---------- Input ----------

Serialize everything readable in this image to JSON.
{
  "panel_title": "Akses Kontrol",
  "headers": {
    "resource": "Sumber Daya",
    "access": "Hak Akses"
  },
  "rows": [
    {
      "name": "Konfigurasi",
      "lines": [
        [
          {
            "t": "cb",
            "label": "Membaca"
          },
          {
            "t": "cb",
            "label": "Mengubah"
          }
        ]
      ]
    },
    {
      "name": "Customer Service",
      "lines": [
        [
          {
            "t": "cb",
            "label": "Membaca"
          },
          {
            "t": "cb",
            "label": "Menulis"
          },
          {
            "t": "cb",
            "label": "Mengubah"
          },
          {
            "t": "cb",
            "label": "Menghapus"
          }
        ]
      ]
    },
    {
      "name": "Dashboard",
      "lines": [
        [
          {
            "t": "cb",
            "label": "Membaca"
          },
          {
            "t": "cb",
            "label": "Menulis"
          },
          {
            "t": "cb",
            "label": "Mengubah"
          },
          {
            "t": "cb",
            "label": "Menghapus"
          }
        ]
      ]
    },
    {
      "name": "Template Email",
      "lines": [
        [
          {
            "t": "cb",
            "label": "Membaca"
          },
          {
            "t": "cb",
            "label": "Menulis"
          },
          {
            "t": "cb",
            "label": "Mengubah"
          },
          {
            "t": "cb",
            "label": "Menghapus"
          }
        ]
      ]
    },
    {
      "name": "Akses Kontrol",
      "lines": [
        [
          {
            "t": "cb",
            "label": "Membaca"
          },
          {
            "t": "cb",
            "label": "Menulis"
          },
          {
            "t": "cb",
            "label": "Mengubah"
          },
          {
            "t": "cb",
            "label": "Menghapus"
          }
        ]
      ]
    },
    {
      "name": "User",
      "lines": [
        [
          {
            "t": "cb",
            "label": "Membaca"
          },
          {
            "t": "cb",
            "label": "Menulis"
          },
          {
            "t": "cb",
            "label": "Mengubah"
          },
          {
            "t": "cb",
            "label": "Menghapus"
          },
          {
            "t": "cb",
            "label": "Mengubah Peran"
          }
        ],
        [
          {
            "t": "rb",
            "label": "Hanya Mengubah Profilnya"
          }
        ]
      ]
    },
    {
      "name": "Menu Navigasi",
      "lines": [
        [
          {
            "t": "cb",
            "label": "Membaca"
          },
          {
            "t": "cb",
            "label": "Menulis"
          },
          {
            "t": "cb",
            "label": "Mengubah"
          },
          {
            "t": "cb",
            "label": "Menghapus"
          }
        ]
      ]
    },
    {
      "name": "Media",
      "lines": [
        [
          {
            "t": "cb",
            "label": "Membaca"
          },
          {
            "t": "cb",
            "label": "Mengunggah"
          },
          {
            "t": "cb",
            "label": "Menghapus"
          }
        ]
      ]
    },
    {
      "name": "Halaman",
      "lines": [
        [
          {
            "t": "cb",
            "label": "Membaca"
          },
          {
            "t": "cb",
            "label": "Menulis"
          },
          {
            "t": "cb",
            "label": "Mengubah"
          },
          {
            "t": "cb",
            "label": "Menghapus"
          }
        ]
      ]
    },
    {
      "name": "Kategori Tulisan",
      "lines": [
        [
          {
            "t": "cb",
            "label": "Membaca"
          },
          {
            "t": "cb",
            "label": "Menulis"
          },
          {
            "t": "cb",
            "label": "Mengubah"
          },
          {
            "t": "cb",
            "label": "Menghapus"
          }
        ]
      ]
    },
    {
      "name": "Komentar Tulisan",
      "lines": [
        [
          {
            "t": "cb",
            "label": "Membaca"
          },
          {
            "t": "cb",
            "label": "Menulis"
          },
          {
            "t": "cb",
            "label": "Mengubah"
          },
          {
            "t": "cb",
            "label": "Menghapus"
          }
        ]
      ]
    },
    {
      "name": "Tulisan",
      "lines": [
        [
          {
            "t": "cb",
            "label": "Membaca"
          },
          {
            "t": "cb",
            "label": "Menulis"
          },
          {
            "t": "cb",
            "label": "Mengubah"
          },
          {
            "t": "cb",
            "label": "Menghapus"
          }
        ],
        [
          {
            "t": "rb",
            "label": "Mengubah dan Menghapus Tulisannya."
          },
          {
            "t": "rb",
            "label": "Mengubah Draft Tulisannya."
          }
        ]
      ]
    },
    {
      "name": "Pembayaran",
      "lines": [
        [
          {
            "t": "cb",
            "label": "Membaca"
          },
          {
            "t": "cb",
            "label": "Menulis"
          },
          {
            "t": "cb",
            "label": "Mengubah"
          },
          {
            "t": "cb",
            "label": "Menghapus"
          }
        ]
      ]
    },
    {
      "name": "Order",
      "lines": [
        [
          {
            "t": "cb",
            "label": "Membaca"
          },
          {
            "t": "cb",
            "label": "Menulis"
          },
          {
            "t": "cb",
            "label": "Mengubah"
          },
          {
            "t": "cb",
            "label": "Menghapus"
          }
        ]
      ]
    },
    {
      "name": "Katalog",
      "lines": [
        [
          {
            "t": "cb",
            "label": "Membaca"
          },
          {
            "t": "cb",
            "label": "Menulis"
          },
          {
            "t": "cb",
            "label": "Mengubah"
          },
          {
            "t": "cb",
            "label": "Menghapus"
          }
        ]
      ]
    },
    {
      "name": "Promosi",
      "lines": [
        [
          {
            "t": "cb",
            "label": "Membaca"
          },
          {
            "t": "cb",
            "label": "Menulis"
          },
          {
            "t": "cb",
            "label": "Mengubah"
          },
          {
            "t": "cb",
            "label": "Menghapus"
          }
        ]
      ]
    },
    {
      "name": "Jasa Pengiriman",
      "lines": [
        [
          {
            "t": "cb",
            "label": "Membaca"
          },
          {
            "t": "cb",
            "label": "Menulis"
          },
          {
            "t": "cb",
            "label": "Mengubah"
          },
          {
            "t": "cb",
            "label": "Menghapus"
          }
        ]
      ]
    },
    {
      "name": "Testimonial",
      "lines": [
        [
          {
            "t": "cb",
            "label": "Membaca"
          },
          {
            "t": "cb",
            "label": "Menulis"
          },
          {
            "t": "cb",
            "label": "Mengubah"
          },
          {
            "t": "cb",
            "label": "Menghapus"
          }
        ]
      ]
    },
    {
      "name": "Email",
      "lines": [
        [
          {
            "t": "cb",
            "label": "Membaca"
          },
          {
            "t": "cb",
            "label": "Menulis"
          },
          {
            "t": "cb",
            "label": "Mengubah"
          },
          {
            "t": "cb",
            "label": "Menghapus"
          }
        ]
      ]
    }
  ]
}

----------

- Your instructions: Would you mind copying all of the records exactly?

- Response:
Serialize everything readable in this image to JSON.
{
  "panel_title": "Akses Kontrol",
  "headers": {
    "resource": "Sumber Daya",
    "access": "Hak Akses"
  },
  "rows": [
    {
      "name": "Konfigurasi",
      "lines": [
        [
          {
            "t": "cb",
            "label": "Membaca"
          },
          {
            "t": "cb",
            "label": "Mengubah"
          }
        ]
      ]
    },
    {
      "name": "Customer Service",
      "lines": [
        [
          {
            "t": "cb",
            "label": "Membaca"
          },
          {
            "t": "cb",
            "label": "Menulis"
          },
          {
            "t": "cb",
            "label": "Mengubah"
          },
          {
            "t": "cb",
            "label": "Menghapus"
          }
        ]
      ]
    },
    {
      "name": "Dashboard",
      "lines": [
        [
          {
            "t": "cb",
            "label": "Membaca"
          },
          {
            "t": "cb",
            "label": "Menulis"
          },
          {
            "t": "cb",
            "label": "Mengubah"
          },
          {
            "t": "cb",
            "label": "Menghapus"
          }
        ]
      ]
    },
    {
      "name": "Template Email",
      "lines": [
        [
          {
            "t": "cb",
            "label": "Membaca"
          },
          {
            "t": "cb",
            "label": "Menulis"
          },
          {
            "t": "cb",
            "label": "Mengubah"
          },
          {
            "t": "cb",
            "label": "Menghapus"
          }
        ]
      ]
    },
    {
      "name": "Akses Kontrol",
      "lines": [
        [
          {
            "t": "cb",
            "label": "Membaca"
          },
          {
            "t": "cb",
            "label": "Menulis"
          },
          {
            "t": "cb",
            "label": "Mengubah"
          },
          {
            "t": "cb",
            "label": "Menghapus"
          }
        ]
      ]
    },
    {
      "name": "User",
      "lines": [
        [
          {
            "t": "cb",
            "label": "Membaca"
          },
          {
            "t": "cb",
            "label": "Menulis"
          },
          {
            "t": "cb",
            "label": "Mengubah"
          },
          {
            "t": "cb",
            "label": "Menghapus"
          },
          {
            "t": "cb",
            "label": "Mengubah Peran"
          }
        ],
        [
          {
            "t": "rb",
            "label": "Hanya Mengubah Profilnya"
          }
        ]
      ]
    },
    {
      "name": "Menu Navigasi",
      "lines": [
        [
          {
            "t": "cb",
            "label": "Membaca"
          },
          {
            "t": "cb",
            "label": "Menulis"
          },
          {
            "t": "cb",
            "label": "Mengubah"
          },
          {
            "t": "cb",
            "label": "Menghapus"
          }
        ]
      ]
    },
    {
      "name": "Media",
      "lines": [
        [
          {
            "t": "cb",
            "label": "Membaca"
          },
          {
            "t": "cb",
            "label": "Mengunggah"
          },
          {
            "t": "cb",
            "label": "Menghapus"
          }
        ]
      ]
    },
    {
      "name": "Halaman",
      "lines": [
        [
          {
            "t": "cb",
            "label": "Membaca"
          },
          {
            "t": "cb",
            "label": "Menulis"
          },
          {
            "t": "cb",
            "label": "Mengubah"
          },
          {
            "t": "cb",
            "label": "Menghapus"
          }
        ]
      ]
    },
    {
      "name": "Kategori Tulisan",
      "lines": [
        [
          {
            "t": "cb",
            "label": "Membaca"
          },
          {
            "t": "cb",
            "label": "Menulis"
          },
          {
            "t": "cb",
            "label": "Mengubah"
          },
          {
            "t": "cb",
            "label": "Menghapus"
          }
        ]
      ]
    },
    {
      "name": "Komentar Tulisan",
      "lines": [
        [
          {
            "t": "cb",
            "label": "Membaca"
          },
          {
            "t": "cb",
            "label": "Menulis"
          },
          {
            "t": "cb",
            "label": "Mengubah"
          },
          {
            "t": "cb",
            "label": "Menghapus"
          }
        ]
      ]
    },
    {
      "name": "Tulisan",
      "lines": [
        [
          {
            "t": "cb",
            "label": "Membaca"
          },
          {
            "t": "cb",
            "label": "Menulis"
          },
          {
            "t": "cb",
            "label": "Mengubah"
          },
          {
            "t": "cb",
            "label": "Menghapus"
          }
        ],
        [
          {
            "t": "rb",
            "label": "Mengubah dan Menghapus Tulisannya."
          },
          {
            "t": "rb",
            "label": "Mengubah Draft Tulisannya."
          }
        ]
      ]
    },
    {
      "name": "Pembayaran",
      "lines": [
        [
          {
            "t": "cb",
            "label": "Membaca"
          },
          {
            "t": "cb",
            "label": "Menulis"
          },
          {
            "t": "cb",
            "label": "Mengubah"
          },
          {
            "t": "cb",
            "label": "Menghapus"
          }
        ]
      ]
    },
    {
      "name": "Order",
      "lines": [
        [
          {
            "t": "cb",
            "label": "Membaca"
          },
          {
            "t": "cb",
            "label": "Menulis"
          },
          {
            "t": "cb",
            "label": "Mengubah"
          },
          {
            "t": "cb",
            "label": "Menghapus"
          }
        ]
      ]
    },
    {
      "name": "Katalog",
      "lines": [
        [
          {
            "t": "cb",
            "label": "Membaca"
          },
          {
            "t": "cb",
            "label": "Menulis"
          },
          {
            "t": "cb",
            "label": "Mengubah"
          },
          {
            "t": "cb",
            "label": "Menghapus"
          }
        ]
      ]
    },
    {
      "name": "Promosi",
      "lines": [
        [
          {
            "t": "cb",
            "label": "Membaca"
          },
          {
            "t": "cb",
            "label": "Menulis"
          },
          {
            "t": "cb",
            "label": "Mengubah"
          },
          {
            "t": "cb",
            "label": "Menghapus"
          }
        ]
      ]
    },
    {
      "name": "Jasa Pengiriman",
      "lines": [
        [
          {
            "t": "cb",
            "label": "Membaca"
          },
          {
            "t": "cb",
            "label": "Menulis"
          },
          {
            "t": "cb",
            "label": "Mengubah"
          },
          {
            "t": "cb",
            "label": "Menghapus"
          }
        ]
      ]
    },
    {
      "name": "Testimonial",
      "lines": [
        [
          {
            "t": "cb",
            "label": "Membaca"
          },
          {
            "t": "cb",
            "label": "Menulis"
          },
          {
            "t": "cb",
            "label": "Mengubah"
          },
          {
            "t": "cb",
            "label": "Menghapus"
          }
        ]
      ]
    },
    {
      "name": "Email",
      "lines": [
        [
          {
            "t": "cb",
            "label": "Membaca"
          },
          {
            "t": "cb",
            "label": "Menulis"
          },
          {
            "t": "cb",
            "label": "Mengubah"
          },
          {
            "t": "cb",
            "label": "Menghapus"
          }
        ]
      ]
    }
  ]
}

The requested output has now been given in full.